Earth’s fractal temperature pattern
The past 420,000 years – the ice-age cycle
The most reliable long-term temperature record we have comes from ice core data. The charts presented here are based on data downloaded from the World Center for Paleoclimatology, Boulder. The Antarctic dataset comes from Vostok, and goes back 420,000 years. The Arctic dataset comes from Greenland, and goes back 50,000 years. Both datasets are useful up until about 1880 AD. Vostok temperatures are shown in red; Greenland temperatures are shown in green.
The temperatures shown for each dataset are expressed in degrees centigrade, relative to the dataset’s temperature in 1800 AD, which is shown as zero. The years are expressed as a calendar date, negative indicating BC. Only values up to 1800 AD are shown in these charts, so that we’ll be looking at natural climate variation, prior to any effects that might arise from industrial-era greenhouse gas emissions.
As the theory goes; some 14 billion years ago, there was “nothing” focalized in a single, highly-dense point. Then, that “nothing” exploded, hurling the ingredients for everything we see in the universe into existence. On paper, it sounds insane. Heck, its kind of IS insane, but we have several pieces of solid (but not irrefutable) evidence that show not only could it have happened this way, but that it probably did.
One such proof comes in the form of the “Cosmic Microwave Background Radiation,” (CMB or CMBR) the after-glow of the big bang, if you will.

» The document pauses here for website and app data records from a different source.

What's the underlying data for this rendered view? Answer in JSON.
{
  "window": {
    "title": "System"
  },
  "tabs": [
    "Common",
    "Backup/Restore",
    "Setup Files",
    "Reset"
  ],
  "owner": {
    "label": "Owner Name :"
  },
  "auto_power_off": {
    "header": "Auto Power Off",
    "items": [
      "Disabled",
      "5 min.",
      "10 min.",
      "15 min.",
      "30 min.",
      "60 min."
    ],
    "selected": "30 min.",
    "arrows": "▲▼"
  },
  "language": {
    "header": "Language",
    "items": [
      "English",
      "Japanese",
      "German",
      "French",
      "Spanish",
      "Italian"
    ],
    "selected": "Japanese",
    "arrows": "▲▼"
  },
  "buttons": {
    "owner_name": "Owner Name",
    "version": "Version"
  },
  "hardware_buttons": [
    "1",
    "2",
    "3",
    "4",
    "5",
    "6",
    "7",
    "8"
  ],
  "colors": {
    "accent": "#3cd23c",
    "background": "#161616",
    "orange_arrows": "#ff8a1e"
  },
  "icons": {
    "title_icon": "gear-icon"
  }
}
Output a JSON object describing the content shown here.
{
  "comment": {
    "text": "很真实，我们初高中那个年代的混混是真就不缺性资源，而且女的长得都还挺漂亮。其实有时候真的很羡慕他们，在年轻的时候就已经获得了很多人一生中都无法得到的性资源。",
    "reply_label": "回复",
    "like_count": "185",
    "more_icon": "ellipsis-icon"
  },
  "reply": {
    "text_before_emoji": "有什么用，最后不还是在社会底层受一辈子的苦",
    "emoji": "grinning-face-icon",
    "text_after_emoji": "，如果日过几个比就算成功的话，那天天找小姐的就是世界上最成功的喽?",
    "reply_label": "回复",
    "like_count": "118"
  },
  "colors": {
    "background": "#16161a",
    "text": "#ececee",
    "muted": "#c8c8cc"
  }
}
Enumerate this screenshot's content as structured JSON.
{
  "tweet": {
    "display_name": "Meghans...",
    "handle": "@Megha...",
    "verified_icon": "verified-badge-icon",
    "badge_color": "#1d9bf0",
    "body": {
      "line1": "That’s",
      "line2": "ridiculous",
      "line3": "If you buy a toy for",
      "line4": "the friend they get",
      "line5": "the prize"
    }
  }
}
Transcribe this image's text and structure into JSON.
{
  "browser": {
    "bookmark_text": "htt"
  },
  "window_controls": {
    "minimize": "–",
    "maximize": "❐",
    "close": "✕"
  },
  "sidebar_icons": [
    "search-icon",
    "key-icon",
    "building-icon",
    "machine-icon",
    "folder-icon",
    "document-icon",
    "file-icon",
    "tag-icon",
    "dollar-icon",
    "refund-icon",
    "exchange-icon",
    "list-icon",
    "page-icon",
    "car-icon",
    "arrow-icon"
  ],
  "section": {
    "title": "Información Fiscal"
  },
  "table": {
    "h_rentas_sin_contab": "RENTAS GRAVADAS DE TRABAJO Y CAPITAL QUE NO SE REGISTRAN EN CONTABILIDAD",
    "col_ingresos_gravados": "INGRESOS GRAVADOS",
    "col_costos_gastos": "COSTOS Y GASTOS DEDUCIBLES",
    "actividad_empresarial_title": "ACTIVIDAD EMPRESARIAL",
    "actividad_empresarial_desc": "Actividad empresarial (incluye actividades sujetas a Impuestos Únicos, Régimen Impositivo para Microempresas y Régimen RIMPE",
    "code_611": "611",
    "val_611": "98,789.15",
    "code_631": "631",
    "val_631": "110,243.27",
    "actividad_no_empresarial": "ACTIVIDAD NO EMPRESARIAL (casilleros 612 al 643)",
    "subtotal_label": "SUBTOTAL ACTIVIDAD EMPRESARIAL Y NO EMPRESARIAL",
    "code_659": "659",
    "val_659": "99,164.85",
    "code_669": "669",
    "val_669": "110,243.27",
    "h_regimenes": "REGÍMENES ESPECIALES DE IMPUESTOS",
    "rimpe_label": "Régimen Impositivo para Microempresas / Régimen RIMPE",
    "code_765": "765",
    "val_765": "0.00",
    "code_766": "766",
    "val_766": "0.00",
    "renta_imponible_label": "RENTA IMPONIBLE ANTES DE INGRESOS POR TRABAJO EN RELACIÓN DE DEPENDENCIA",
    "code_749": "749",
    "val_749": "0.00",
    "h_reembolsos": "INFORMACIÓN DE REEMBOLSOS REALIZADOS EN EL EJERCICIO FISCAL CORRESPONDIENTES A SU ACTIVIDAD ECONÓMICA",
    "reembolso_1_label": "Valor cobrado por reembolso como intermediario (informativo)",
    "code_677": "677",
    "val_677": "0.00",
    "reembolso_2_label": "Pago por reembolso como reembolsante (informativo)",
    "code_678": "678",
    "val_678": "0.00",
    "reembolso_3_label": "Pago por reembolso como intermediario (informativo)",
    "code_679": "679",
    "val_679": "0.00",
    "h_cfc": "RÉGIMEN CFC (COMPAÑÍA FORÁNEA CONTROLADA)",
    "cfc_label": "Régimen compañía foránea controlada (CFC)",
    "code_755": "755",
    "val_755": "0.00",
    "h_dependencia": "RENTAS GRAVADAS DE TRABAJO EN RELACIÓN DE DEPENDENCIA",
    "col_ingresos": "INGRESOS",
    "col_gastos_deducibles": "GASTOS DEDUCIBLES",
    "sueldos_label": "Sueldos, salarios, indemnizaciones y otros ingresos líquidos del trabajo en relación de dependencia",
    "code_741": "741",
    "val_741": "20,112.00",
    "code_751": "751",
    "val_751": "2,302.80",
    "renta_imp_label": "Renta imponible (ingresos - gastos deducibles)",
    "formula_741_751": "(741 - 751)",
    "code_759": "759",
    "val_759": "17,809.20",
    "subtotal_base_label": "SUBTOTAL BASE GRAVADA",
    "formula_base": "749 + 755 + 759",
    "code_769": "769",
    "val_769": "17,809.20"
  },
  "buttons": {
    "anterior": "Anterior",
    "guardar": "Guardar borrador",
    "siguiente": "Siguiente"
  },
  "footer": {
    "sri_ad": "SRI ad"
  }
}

It gives us an opportunity to understand the very first moments following the creation of the universe, yet it also poses many tantalizing mysteries that threaten to unhinge the very fabric on which we believe the universe was formed.
Before we go into those, let’s first explore what the CMBR is. Amazingly, this story has a crappy start.
In 1965, before two scientists, Arno Penzias and Robert Wilson, started measuring radio signals as they bounced from balloon satellites for NASA’s “Project Echo,” they needed to take preventive measures to make sure the data they collected was completely incorruptible.